- EXERCISE INSTRUCTIONS -
For each line of the listing that contains "area", make a copy and return it.

- INPUT FOR THIS TASK -
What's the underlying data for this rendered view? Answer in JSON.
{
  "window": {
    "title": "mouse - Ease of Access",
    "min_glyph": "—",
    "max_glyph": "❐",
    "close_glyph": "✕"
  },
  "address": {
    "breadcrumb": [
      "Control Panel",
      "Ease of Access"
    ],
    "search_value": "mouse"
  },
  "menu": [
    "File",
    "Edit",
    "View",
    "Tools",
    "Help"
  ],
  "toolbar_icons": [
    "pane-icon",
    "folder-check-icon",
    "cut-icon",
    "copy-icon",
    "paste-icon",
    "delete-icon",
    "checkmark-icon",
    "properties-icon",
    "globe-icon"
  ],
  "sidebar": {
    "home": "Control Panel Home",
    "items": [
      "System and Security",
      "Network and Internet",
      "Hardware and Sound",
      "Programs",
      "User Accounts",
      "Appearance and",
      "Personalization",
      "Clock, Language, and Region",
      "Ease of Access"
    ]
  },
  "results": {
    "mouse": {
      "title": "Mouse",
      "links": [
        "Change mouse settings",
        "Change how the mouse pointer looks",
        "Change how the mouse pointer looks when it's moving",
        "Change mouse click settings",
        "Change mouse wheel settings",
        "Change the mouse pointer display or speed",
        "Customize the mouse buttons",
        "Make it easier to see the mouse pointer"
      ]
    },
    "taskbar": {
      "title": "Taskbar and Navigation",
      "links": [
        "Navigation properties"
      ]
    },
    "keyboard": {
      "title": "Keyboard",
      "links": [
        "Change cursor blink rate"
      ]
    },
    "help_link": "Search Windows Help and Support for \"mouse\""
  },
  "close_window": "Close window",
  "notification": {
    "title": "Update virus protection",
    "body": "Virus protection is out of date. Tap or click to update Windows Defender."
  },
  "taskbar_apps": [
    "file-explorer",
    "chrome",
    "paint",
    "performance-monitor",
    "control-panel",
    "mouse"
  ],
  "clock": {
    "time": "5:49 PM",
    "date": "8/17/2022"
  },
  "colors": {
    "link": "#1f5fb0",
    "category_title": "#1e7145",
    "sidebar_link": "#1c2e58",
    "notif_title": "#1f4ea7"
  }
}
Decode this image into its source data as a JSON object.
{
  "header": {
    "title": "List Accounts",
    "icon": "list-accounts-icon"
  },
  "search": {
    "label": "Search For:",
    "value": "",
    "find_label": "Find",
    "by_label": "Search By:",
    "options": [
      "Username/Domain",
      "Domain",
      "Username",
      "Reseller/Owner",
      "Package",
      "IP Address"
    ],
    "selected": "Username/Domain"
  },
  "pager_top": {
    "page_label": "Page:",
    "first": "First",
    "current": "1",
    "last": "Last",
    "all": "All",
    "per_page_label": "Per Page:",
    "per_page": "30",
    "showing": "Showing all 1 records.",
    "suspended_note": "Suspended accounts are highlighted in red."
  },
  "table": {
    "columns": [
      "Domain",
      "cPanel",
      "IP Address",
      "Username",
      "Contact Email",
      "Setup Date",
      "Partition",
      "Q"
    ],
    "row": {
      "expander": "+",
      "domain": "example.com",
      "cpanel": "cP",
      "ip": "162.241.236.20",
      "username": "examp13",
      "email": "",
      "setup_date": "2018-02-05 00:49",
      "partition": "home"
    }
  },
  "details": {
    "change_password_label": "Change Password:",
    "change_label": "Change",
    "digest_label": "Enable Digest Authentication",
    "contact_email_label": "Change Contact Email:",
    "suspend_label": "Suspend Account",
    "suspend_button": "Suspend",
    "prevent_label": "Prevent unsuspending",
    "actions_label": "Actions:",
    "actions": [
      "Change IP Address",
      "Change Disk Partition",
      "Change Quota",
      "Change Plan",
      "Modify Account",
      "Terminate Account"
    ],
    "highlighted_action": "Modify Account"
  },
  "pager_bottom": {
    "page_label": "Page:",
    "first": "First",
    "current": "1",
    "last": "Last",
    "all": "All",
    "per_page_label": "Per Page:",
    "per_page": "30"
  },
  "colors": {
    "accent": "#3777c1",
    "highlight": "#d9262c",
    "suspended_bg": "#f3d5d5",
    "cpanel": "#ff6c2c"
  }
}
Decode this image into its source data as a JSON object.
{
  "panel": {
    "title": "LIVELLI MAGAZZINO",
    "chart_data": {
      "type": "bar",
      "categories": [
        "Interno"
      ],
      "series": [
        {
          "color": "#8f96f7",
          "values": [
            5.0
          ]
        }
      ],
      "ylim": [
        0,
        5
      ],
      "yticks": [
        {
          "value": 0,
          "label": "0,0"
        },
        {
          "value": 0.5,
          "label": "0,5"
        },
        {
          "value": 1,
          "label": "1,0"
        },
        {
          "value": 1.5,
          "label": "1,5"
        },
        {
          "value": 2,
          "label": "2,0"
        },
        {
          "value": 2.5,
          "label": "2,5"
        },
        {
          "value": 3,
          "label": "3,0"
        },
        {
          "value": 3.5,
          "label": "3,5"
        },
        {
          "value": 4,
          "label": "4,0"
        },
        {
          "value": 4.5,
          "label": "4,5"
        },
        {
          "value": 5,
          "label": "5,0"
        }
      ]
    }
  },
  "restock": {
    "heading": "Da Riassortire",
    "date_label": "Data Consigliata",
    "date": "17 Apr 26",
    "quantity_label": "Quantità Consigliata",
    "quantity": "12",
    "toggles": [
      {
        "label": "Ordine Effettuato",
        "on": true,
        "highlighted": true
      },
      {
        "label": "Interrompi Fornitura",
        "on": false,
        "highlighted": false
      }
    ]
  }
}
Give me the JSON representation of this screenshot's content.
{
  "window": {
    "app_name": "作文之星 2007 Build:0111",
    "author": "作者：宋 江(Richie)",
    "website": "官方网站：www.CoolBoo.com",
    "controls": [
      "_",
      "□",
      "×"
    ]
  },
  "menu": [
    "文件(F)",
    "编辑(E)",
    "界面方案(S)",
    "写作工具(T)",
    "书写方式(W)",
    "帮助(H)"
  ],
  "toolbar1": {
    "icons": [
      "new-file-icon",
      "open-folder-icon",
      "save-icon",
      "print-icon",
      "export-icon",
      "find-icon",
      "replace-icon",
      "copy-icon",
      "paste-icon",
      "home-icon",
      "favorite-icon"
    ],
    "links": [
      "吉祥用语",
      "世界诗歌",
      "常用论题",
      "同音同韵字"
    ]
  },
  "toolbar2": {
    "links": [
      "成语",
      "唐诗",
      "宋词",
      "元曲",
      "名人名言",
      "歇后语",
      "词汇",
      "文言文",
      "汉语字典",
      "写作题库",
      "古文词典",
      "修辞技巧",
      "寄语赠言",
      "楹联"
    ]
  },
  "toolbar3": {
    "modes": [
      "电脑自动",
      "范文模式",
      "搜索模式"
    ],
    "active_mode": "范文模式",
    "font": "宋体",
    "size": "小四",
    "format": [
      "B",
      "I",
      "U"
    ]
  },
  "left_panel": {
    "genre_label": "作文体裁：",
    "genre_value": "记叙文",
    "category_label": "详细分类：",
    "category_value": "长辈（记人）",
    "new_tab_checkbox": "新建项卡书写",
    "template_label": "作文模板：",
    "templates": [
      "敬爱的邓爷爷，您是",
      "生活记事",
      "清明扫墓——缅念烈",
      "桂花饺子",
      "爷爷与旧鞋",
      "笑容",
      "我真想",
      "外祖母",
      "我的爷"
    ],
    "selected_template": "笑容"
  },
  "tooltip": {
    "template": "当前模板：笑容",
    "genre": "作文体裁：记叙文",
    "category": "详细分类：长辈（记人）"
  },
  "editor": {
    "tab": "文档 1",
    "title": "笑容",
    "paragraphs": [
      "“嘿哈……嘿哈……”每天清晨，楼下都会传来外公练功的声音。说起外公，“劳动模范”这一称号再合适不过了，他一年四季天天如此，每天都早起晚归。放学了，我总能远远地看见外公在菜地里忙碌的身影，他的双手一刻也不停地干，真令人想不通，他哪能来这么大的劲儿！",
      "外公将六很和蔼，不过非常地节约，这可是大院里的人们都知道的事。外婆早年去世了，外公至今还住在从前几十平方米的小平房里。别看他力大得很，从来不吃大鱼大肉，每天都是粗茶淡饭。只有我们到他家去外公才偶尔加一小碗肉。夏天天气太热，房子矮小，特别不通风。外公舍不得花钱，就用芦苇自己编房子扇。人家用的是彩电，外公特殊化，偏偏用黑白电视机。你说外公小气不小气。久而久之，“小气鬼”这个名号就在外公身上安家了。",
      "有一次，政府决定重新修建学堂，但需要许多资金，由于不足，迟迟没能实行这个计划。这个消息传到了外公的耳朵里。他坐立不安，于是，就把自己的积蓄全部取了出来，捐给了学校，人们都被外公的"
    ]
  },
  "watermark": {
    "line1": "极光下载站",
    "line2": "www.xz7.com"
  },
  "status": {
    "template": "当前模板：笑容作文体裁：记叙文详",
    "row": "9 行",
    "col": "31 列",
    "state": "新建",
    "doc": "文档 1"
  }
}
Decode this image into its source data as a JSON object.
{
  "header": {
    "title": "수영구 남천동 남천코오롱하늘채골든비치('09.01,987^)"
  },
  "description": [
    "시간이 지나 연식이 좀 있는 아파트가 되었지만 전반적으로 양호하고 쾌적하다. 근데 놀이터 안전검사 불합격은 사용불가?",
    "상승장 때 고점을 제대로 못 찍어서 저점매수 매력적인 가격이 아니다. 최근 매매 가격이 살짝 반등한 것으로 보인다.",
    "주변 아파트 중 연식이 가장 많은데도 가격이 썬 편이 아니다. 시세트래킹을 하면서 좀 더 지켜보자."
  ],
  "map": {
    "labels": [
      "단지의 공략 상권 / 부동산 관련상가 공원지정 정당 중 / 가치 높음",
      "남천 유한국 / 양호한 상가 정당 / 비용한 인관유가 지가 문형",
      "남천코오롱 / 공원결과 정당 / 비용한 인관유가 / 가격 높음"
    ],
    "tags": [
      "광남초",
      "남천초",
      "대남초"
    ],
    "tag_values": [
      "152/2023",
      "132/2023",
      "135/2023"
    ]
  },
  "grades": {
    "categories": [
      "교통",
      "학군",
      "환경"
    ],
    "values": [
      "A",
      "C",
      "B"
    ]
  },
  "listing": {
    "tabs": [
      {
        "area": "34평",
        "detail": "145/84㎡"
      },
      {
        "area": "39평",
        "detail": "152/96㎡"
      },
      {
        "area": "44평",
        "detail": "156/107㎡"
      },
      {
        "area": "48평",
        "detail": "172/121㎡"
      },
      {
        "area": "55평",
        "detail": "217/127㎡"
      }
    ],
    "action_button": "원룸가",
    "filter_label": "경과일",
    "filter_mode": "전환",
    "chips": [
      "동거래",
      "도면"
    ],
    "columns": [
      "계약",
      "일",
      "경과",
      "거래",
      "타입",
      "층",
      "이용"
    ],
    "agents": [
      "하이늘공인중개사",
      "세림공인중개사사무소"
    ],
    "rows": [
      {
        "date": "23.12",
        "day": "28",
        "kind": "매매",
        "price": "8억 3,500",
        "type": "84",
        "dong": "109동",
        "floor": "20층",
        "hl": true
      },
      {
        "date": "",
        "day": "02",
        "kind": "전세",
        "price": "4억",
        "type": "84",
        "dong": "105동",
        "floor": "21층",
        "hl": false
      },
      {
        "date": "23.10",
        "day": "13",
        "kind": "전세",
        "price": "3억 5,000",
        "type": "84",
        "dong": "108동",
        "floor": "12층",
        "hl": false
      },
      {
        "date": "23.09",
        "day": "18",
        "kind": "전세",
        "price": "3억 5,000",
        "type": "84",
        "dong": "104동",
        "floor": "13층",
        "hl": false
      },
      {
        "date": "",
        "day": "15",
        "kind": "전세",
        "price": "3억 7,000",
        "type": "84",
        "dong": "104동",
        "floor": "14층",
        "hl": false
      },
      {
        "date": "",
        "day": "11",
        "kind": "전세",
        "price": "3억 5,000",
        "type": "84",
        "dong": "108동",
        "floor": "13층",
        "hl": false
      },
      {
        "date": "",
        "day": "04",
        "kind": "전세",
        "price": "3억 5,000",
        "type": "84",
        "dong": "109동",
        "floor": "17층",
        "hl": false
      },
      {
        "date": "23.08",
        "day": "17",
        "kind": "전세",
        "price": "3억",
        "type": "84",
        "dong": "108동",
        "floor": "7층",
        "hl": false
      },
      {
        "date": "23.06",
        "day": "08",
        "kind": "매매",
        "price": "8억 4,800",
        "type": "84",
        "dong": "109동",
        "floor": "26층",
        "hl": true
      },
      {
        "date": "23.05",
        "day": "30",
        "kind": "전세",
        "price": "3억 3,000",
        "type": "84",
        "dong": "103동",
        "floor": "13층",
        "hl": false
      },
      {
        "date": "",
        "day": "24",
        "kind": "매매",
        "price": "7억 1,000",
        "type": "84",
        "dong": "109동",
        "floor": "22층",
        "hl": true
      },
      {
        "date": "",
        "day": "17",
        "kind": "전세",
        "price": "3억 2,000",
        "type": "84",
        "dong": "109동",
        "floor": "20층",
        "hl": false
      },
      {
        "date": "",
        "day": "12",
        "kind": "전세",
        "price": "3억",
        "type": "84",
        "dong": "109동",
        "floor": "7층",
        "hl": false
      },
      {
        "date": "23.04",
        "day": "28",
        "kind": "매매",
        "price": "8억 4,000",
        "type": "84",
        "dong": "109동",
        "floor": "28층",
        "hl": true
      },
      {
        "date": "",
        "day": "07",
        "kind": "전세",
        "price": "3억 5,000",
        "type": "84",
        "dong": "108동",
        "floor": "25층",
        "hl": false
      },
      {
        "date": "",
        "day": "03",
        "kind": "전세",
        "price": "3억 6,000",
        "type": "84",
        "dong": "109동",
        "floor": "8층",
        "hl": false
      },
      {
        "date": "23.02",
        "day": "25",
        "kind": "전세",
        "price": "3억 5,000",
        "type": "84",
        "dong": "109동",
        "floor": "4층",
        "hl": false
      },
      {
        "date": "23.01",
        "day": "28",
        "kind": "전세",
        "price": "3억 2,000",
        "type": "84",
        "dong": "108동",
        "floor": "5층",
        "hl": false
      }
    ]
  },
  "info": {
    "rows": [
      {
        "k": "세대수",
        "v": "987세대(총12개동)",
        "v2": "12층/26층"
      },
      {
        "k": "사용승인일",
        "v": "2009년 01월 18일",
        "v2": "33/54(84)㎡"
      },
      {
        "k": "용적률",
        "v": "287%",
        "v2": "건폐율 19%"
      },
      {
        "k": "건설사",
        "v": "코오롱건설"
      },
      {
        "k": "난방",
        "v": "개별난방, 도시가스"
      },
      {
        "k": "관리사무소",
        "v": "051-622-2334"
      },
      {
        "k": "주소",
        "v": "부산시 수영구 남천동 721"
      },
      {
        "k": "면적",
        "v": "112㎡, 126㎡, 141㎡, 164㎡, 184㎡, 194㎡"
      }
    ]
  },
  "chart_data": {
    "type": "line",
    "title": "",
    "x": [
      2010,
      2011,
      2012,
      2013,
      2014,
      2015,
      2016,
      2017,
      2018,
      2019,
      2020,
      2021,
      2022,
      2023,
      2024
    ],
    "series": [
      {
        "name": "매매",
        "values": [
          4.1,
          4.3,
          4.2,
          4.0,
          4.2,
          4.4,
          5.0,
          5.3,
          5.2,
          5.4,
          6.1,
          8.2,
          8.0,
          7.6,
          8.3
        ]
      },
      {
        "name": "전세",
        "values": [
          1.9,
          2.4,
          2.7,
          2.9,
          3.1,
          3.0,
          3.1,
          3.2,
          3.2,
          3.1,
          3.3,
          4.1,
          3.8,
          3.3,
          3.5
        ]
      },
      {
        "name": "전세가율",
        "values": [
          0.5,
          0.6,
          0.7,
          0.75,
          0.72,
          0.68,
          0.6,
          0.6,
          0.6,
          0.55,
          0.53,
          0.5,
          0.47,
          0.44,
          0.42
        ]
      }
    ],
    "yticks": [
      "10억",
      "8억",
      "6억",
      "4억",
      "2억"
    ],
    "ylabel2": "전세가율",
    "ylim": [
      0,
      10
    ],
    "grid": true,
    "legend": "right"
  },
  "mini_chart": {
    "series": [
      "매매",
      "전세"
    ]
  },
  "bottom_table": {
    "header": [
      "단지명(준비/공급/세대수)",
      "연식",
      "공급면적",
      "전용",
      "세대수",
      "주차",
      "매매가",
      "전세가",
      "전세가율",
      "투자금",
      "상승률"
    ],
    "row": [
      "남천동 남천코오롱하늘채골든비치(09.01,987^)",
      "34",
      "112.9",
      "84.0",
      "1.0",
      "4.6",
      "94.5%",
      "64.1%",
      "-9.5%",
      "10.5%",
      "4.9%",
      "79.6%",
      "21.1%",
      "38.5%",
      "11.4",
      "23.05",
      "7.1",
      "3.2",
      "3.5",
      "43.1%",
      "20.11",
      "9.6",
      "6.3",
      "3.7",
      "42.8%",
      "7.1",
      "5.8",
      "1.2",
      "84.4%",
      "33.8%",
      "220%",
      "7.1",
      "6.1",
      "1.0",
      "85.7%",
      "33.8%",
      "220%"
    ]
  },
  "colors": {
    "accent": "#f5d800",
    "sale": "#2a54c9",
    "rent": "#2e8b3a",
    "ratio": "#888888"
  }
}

- TASK ANSWER -
        "area": "34평",
        "area": "39평",
        "area": "44평",
        "area": "48평",
        "area": "55평",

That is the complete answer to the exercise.